App and web page records
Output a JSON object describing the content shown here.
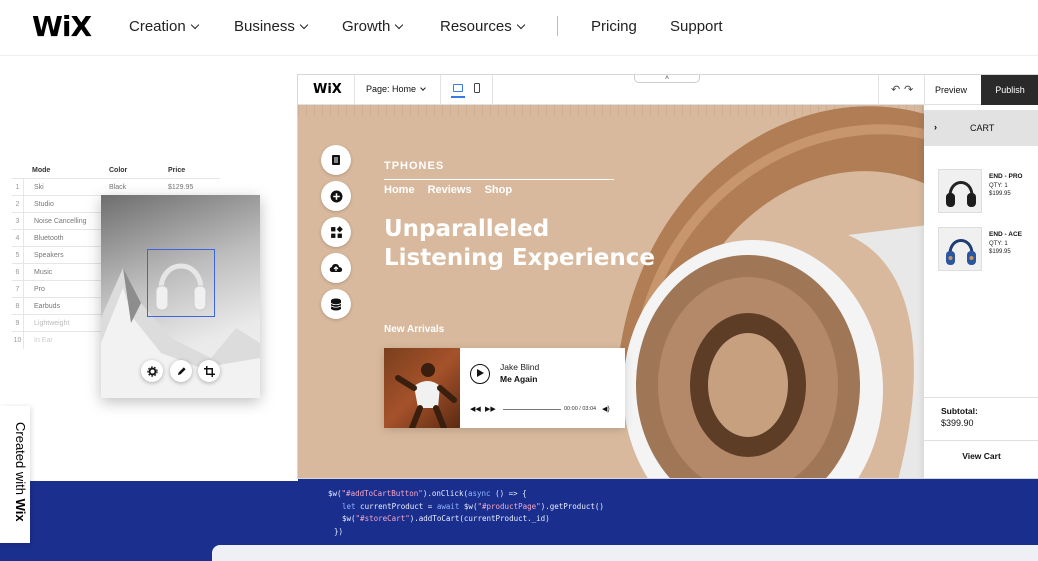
{
  "nav": {
    "logo": "WiX",
    "items": [
      {
        "label": "Creation"
      },
      {
        "label": "Business"
      },
      {
        "label": "Growth"
      },
      {
        "label": "Resources"
      }
    ],
    "pricing": "Pricing",
    "support": "Support"
  },
  "table": {
    "headers": {
      "mode": "Mode",
      "color": "Color",
      "price": "Price"
    },
    "rows": [
      {
        "n": "1",
        "mode": "Ski",
        "color": "Black",
        "price": "$129.95"
      },
      {
        "n": "2",
        "mode": "Studio"
      },
      {
        "n": "3",
        "mode": "Noise Cancelling"
      },
      {
        "n": "4",
        "mode": "Bluetooth"
      },
      {
        "n": "5",
        "mode": "Speakers"
      },
      {
        "n": "6",
        "mode": "Music"
      },
      {
        "n": "7",
        "mode": "Pro"
      },
      {
        "n": "8",
        "mode": "Earbuds"
      },
      {
        "n": "9",
        "mode": "Lightweight"
      },
      {
        "n": "10",
        "mode": "In Ear"
      }
    ]
  },
  "created_with": {
    "prefix": "Created with ",
    "brand": "Wix"
  },
  "editor": {
    "logo": "WiX",
    "page_selector": "Page: Home",
    "tab_handle": "˄",
    "undo": "↶",
    "redo": "↷",
    "preview": "Preview",
    "publish": "Publish"
  },
  "site": {
    "brand": "TPHONES",
    "subnav": [
      "Home",
      "Reviews",
      "Shop"
    ],
    "headline_line1": "Unparalleled",
    "headline_line2": "Listening Experience",
    "new_arrivals": "New Arrivals",
    "player": {
      "artist": "Jake Blind",
      "song": "Me Again",
      "time": "00:00 / 03:04"
    }
  },
  "cart": {
    "title": "CART",
    "items": [
      {
        "name": "END - PRO",
        "qty": "QTY: 1",
        "price": "$199.95"
      },
      {
        "name": "END - ACE",
        "qty": "QTY: 1",
        "price": "$199.95"
      }
    ],
    "subtotal_label": "Subtotal:",
    "subtotal_value": "$399.90",
    "view_cart": "View Cart"
  },
  "code": {
    "line1_a": "$w(",
    "line1_s": "\"#addToCartButton\"",
    "line1_b": ").onClick(",
    "line1_k": "async",
    "line1_c": " () => {",
    "line2_k1": "let",
    "line2_a": " currentProduct = ",
    "line2_k2": "await",
    "line2_b": " $w(",
    "line2_s": "\"#productPage\"",
    "line2_c": ").getProduct()",
    "line3_a": "$w(",
    "line3_s": "\"#storeCart\"",
    "line3_b": ").addToCart(currentProduct._id)",
    "line4": "})"
  },
  "colors": {
    "accent_blue": "#3b78e7",
    "band_blue": "#1b2f8e",
    "canvas_tan": "#d8b99d",
    "publish_bg": "#2a2a2a"
  }
}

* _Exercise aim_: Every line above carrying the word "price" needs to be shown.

* _Written answer_:
      "price": "Price"
        "price": "$129.95"
        "price": "$199.95"
        "price": "$199.95"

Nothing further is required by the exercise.